This girl CAN. NOT. BE. STOPPED!!
Edward IV period costume, 1896 England, Fancy Dresses Described by Ardern Holt
(1461-1883) The period is illustrated in Fig. 12 by a simple satin gown with revers of contrasting color, such as ruby with light pink; the head-dress of ruby velvet richly embroidered and jeweled. A veil of lisse depending from each point and floating at the back. The steeple-chase head-dresses were the particular feature of the day. They are described as rolls of linen pointed like steeples, half an ell high, some having a wing at the side called butterflies; the cap was covered with lawn, which fell to the ground, and was tucked under the arm; many chains about the neck; velvet, silk, damask cloth of gold, costly furs, and striped materials, all worn. The period was illustrated in the Health Exhibition of 1884 by a female figure taken from the King Rene Paris Library. The skirt divided in two down the centre, with gold braid, each half subdivided into divisions of pink, or dark blue, gold or white satin, some having diagonal heraldic emblazoning in gold; gold belt round the waist where bodice ends; white chemisette with an upright plaiting at neck, and gold necklet; sleeves of pink satin, bordered with gold, tight blue ones beneath, forming a point on either side of the hand; stomacher of white satin crossed with gold; steeple head-dress in gold color, distended with wire, long veil to feet.

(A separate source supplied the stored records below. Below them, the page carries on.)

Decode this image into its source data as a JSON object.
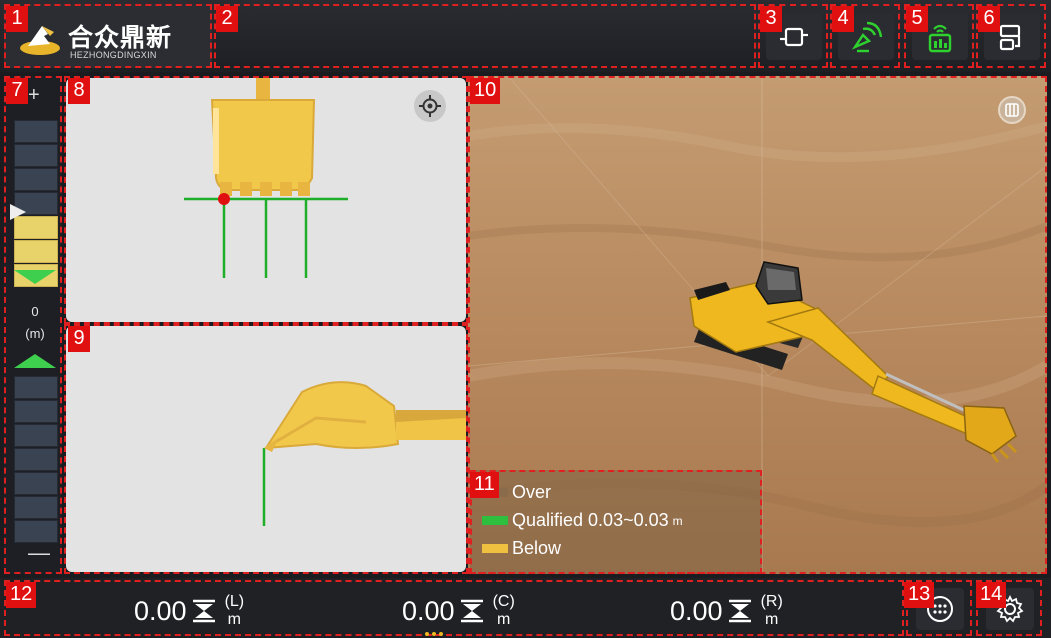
{
  "header": {
    "logo_cn": "合众鼎新",
    "logo_en": "HEZHONGDINGXIN",
    "title": ""
  },
  "toolbar": {
    "buttons": [
      {
        "badge": "3",
        "icon": "connection-icon",
        "color": "#ffffff"
      },
      {
        "badge": "4",
        "icon": "satellite-icon",
        "color": "#2fd12f"
      },
      {
        "badge": "5",
        "icon": "radio-signal-icon",
        "color": "#2fd12f"
      },
      {
        "badge": "6",
        "icon": "device-switch-icon",
        "color": "#ffffff"
      }
    ]
  },
  "badges": {
    "logo": "1",
    "title": "2",
    "scale": "7",
    "front_view": "8",
    "side_view": "9",
    "view_3d": "10",
    "legend": "11",
    "bottom": "12",
    "menu": "13",
    "settings": "14"
  },
  "scale": {
    "plus": "+",
    "minus": "—",
    "value": "0",
    "unit": "(m)"
  },
  "legend": {
    "over": "Over",
    "qualified": "Qualified 0.03~0.03",
    "qualified_unit": "m",
    "below": "Below",
    "colors": {
      "over": "#8a6b4b",
      "qualified": "#2fbf3f",
      "below": "#f0c040"
    }
  },
  "readouts": [
    {
      "value": "0.00",
      "position": "(L)",
      "unit": "m"
    },
    {
      "value": "0.00",
      "position": "(C)",
      "unit": "m"
    },
    {
      "value": "0.00",
      "position": "(R)",
      "unit": "m"
    }
  ],
  "colors": {
    "accent_red": "#e01010",
    "guide_green": "#1fae2a",
    "bucket_yellow": "#f2c84b"
  }
}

While these incredible shoes were not worn by the Wicked Witch of the West, she probably would have loved them. Labeled “The Livingston Shoe,” these bronzed leather lace-up beauties came from Charleston shoe retailer, Walter Francis Livingston (1874-1946). He opened his store at 366 King Street in 1896 and these probably date to right around then. They have long, shallow pointed toes, curvaceous Louis heels and high front lacing over a tongue lined in lamb’s wool.
Bronzing refers to a process of treating the leather with red dye, originally cochineal and by the 1890s, an aniline dye imitation, to give it a metallic semi-iridescence.

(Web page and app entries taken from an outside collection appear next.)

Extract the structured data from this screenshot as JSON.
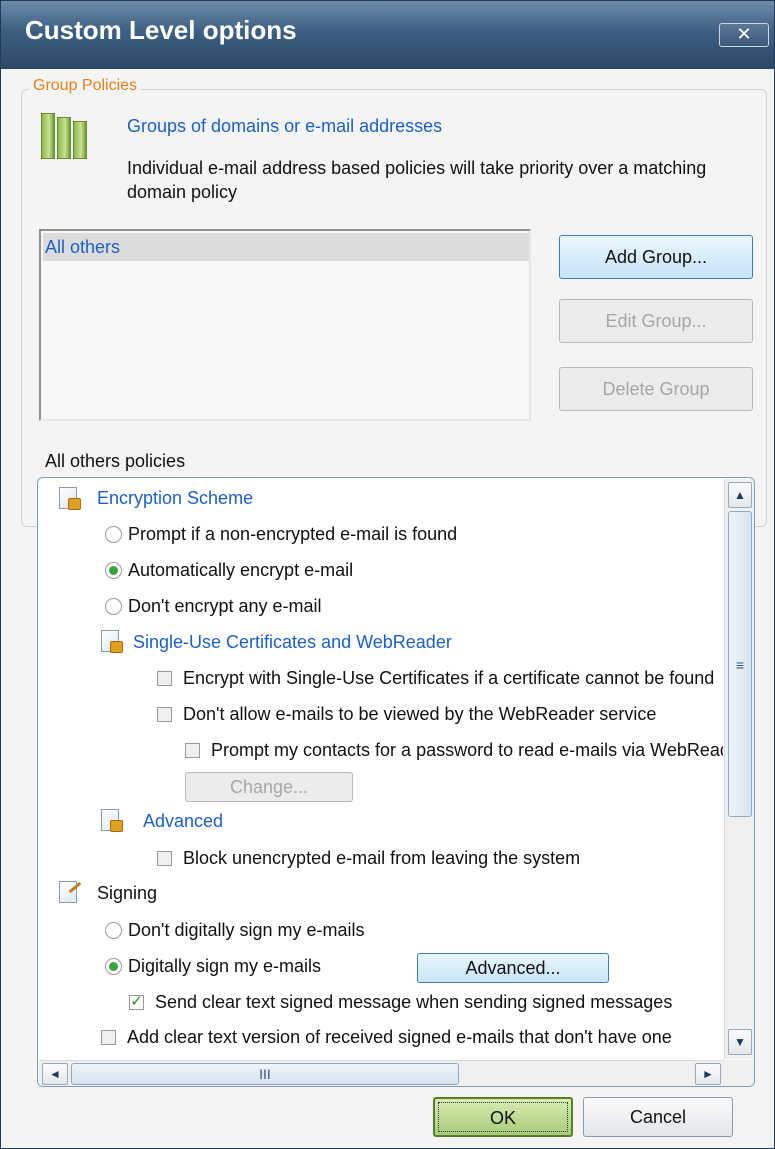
{
  "window": {
    "title": "Custom Level options",
    "close_glyph": "✕"
  },
  "group_policies": {
    "legend": "Group Policies",
    "icon": "server-group-icon",
    "heading": "Groups of domains or e-mail addresses",
    "description": "Individual e-mail address based policies will take priority over a matching domain policy",
    "list_items": [
      "All others"
    ],
    "add_label": "Add Group...",
    "edit_label": "Edit Group...",
    "delete_label": "Delete Group"
  },
  "policies": {
    "label": "All others policies",
    "encryption": {
      "title": "Encryption Scheme",
      "opt_prompt": "Prompt if a non-encrypted e-mail is found",
      "opt_auto": "Automatically encrypt e-mail",
      "opt_none": "Don't encrypt any e-mail",
      "selected": "Automatically encrypt e-mail"
    },
    "single_use": {
      "title": "Single-Use Certificates and WebReader",
      "chk_encrypt": "Encrypt with Single-Use Certificates if a certificate cannot be found",
      "chk_disallow": "Don't allow e-mails to be viewed by the WebReader service",
      "chk_prompt": "Prompt my contacts for a password to read e-mails via WebReader",
      "change_label": "Change..."
    },
    "advanced": {
      "title": "Advanced",
      "chk_block": "Block unencrypted e-mail from leaving the system"
    },
    "signing": {
      "title": "Signing",
      "opt_dont": "Don't digitally sign my e-mails",
      "opt_sign": "Digitally sign my e-mails",
      "advanced_label": "Advanced...",
      "chk_clear": "Send clear text signed message when sending signed messages",
      "chk_add_clear": "Add clear text version of received signed e-mails that don't have one",
      "selected": "Digitally sign my e-mails",
      "clear_checked": true
    }
  },
  "scroll": {
    "up": "▲",
    "down": "▼",
    "left": "◄",
    "right": "►",
    "grip_v": "≡",
    "grip_h": "III"
  },
  "buttons": {
    "ok": "OK",
    "cancel": "Cancel"
  },
  "colors": {
    "title_bar": "#3e5f82",
    "link_blue": "#1c5fc9",
    "legend_orange": "#e8811a",
    "ok_green": "#b5d58a"
  }
}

Livingston remodeled his store in 1922 and opened a second store in Jacksonville Florida. In the 1921 Boot & Shoe Recorder, he was touted as using an aeroplane to advertise “the best advertised shoe sale ever held in the South.” Livingston himself went up as a passenger in the plane to drop circulars and advertisements over the Isle of Palms on Sunday, June 25. Among the flyers was a coupon for a free pair of shoes and $1 off coupons. He was often mentioned as having attended the Boston Style Show, bringing the latest styles and patterns to Charleston direct from the largest and most representative manufacturers.
Ladies’ skirts were still long in the 1890s, so probably just these pointed toes would appear. But, some of the more active fashions (walking outfits, business wear) saw skirts rising around the ankle, so these would have been perfect.

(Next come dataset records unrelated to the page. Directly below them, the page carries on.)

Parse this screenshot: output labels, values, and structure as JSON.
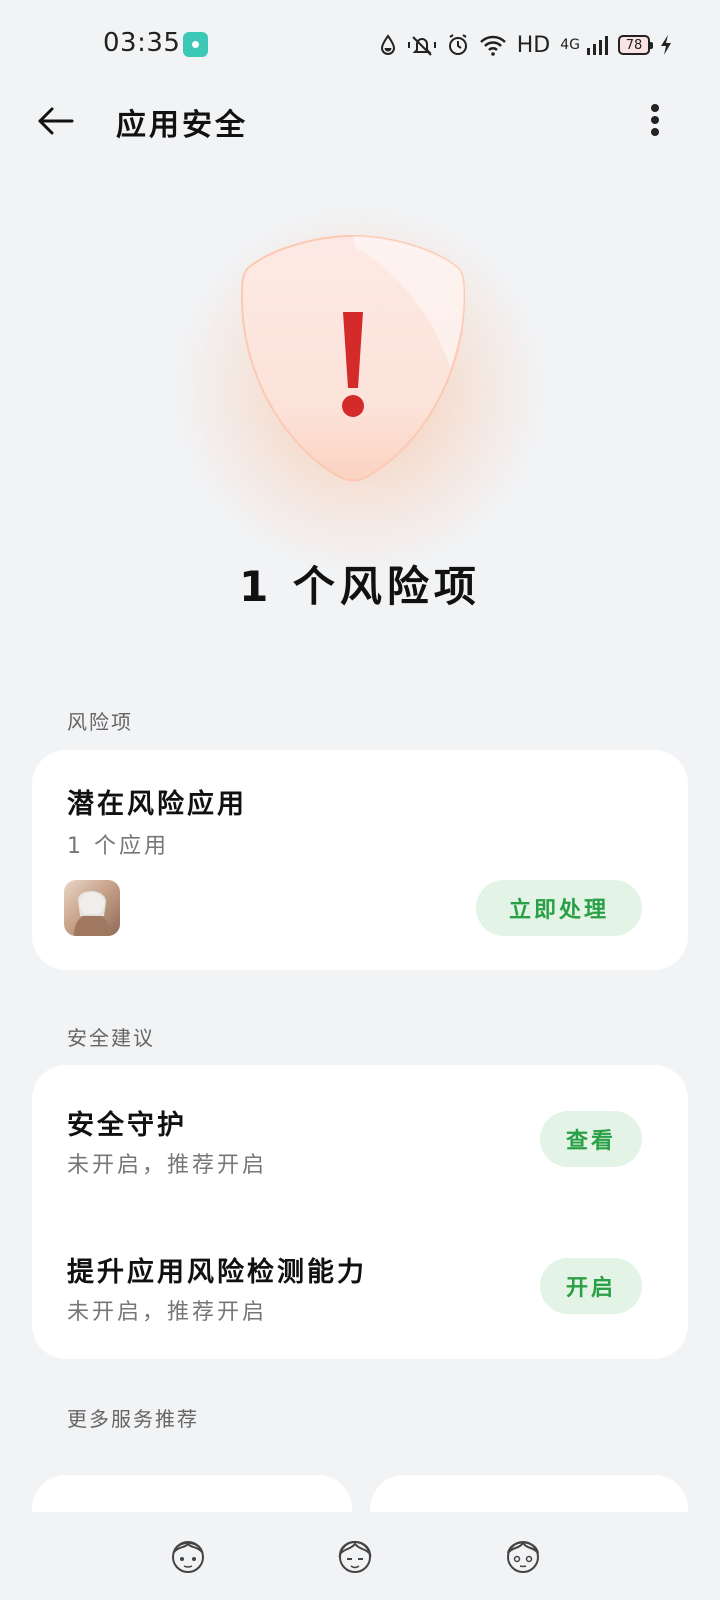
{
  "status_bar": {
    "time": "03:35",
    "network_hd": "HD",
    "network_type": "4G",
    "battery_level": "78",
    "icons": [
      "music-app-icon",
      "data-saver-icon",
      "mute-icon",
      "alarm-icon",
      "wifi-icon",
      "signal-icon",
      "battery-icon",
      "charging-icon"
    ]
  },
  "header": {
    "title": "应用安全",
    "icons": [
      "back-arrow-icon",
      "more-vert-icon"
    ]
  },
  "hero": {
    "risk_summary": "1 个风险项",
    "icon": "shield-warning-icon",
    "colors": {
      "glow": "#ff9a5f",
      "exclamation": "#d42a2a"
    }
  },
  "risk_section": {
    "label": "风险项",
    "card": {
      "title": "潜在风险应用",
      "subtitle": "1 个应用",
      "app_icon": "app-avatar-icon",
      "action_label": "立即处理"
    }
  },
  "advice_section": {
    "label": "安全建议",
    "items": [
      {
        "title": "安全守护",
        "subtitle": "未开启，推荐开启",
        "action_label": "查看"
      },
      {
        "title": "提升应用风险检测能力",
        "subtitle": "未开启，推荐开启",
        "action_label": "开启"
      }
    ]
  },
  "more_section": {
    "label": "更多服务推荐"
  },
  "bottom_nav": {
    "icons": [
      "nav-icon-1",
      "nav-icon-2",
      "nav-icon-3"
    ]
  },
  "colors": {
    "background": "#f2f3f5",
    "card": "#ffffff",
    "accent_green": "#2aa046",
    "pill_bg": "#e3f3e6"
  }
}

TEXTILE TUESDAYS: Each Tuesday we post a piece from our textile collection. Some items have been on exhibit, some will eventually be shown in our new Historic Textiles Gallery and some may be just too fragile to display. We hope you enjoy our selection each week – do let us know if there’s something in particular you’d like to see on TEXTILE TUESDAY! #TextileTuesday
Evening dress, 1895-1899 London, the V&A Museum